eMeter, maker of software that helps utilities integrate data channeled from new smart meters in residential and commercial areas, has brought in $32 million in a third round of funding to meet rising demand.
While this financing, provided by Sequoia Capital and Foundation Capital, will help the San Mateo, Calif., company expand its marketing efforts and deliver more product, it says it’s still waiting for utilities to receive their chunks of the $4.5 billion in stimulus money allocated to smart-grid programs. That’s when smart metering conversion will pick up speed, causing business to explode, the company says. It wants to have the infrastructure in place to handle this business before that happens. Not that it’s current footprint is tiny — it already brokers data transmitted by 24 million smart meters around the world. It’s also landed deals with the likes of large Texan utility CenterPoint to provide data management software for more than 2 million new smart meters rolling out before 2013.
The fact that Sequoia has invested so heavily in the company is significant. Not only does the firm strongly favor startups bringing in steady revenue, it’s name brand is somewhat of a king maker for the companies it supports. Essentially, it’s anointed eMeter as one of the leading forces in the smart grid software space, a sector where it hasn’t invested much money previously.
eMeter’s business might also branch off in a different direction in the near future as requests for its consumer-facing software continue to mount. Of course, competition is pretty stiff in this area, with Google PowerMeter and Microsoft Hohm leading the pack of household energy consumption monitors. Tendril, Greenbox, EnergyHub and Onzo are also chasing after the big boys in that particular race.
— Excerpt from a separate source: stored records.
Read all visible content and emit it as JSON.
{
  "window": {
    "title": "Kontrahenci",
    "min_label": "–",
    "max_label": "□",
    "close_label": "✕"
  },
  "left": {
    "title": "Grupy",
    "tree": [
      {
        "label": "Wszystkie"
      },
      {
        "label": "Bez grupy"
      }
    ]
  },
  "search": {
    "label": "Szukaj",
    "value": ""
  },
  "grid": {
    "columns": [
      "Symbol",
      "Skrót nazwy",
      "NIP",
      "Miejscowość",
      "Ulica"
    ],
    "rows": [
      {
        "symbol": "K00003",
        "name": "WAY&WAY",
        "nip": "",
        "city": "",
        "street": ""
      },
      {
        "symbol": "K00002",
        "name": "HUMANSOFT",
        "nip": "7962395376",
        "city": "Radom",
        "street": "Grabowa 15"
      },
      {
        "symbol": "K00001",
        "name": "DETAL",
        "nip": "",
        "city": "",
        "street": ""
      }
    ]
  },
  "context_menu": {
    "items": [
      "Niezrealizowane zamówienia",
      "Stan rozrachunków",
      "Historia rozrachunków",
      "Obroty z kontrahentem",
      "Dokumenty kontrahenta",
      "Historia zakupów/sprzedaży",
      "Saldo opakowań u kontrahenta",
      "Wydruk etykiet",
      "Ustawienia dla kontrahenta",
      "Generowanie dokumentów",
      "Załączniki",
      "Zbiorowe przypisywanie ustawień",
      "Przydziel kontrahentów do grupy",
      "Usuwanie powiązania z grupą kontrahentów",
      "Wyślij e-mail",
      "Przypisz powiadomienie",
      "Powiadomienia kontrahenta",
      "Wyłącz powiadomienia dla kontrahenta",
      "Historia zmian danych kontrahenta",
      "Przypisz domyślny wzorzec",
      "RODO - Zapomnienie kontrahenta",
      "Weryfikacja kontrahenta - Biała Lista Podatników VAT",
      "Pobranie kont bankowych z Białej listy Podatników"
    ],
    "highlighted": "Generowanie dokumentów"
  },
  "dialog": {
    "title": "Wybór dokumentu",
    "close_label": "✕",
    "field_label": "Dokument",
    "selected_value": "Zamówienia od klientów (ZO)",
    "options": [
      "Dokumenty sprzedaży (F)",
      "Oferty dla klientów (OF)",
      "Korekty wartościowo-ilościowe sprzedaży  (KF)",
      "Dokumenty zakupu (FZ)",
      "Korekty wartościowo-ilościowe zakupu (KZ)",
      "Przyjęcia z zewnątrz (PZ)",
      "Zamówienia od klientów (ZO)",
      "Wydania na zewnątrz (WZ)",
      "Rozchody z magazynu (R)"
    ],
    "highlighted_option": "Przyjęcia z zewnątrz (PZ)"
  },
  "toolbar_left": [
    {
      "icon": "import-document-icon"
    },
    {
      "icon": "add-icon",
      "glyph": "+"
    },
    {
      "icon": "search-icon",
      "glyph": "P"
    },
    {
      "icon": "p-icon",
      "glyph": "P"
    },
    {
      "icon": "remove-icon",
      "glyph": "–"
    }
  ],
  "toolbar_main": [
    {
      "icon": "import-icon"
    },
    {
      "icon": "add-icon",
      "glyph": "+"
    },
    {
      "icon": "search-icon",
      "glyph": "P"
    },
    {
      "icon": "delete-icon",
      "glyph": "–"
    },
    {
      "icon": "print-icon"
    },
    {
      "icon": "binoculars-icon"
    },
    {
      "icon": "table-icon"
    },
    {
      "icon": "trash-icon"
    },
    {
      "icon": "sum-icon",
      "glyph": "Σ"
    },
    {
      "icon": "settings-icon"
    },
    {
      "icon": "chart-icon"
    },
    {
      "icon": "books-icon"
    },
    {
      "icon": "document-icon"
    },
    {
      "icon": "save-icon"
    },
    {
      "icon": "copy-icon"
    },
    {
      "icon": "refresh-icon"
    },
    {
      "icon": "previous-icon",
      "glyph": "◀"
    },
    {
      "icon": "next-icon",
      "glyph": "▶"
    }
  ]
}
Then again, if eMeter can market its consumer-interface software to customers who may not have had a prior interest in tracking energy use via its utility partners, it may gain some traction.
In light of this anticipated success, eMeter has already considered its potential to go public, claiming that it is definitely in the cards but probably not in the near future due to slow market conditions.
The decade-old company raised $8 million in seed and angel funding before 2005, $10 million in venture backing in 2006, and $12 million more last year.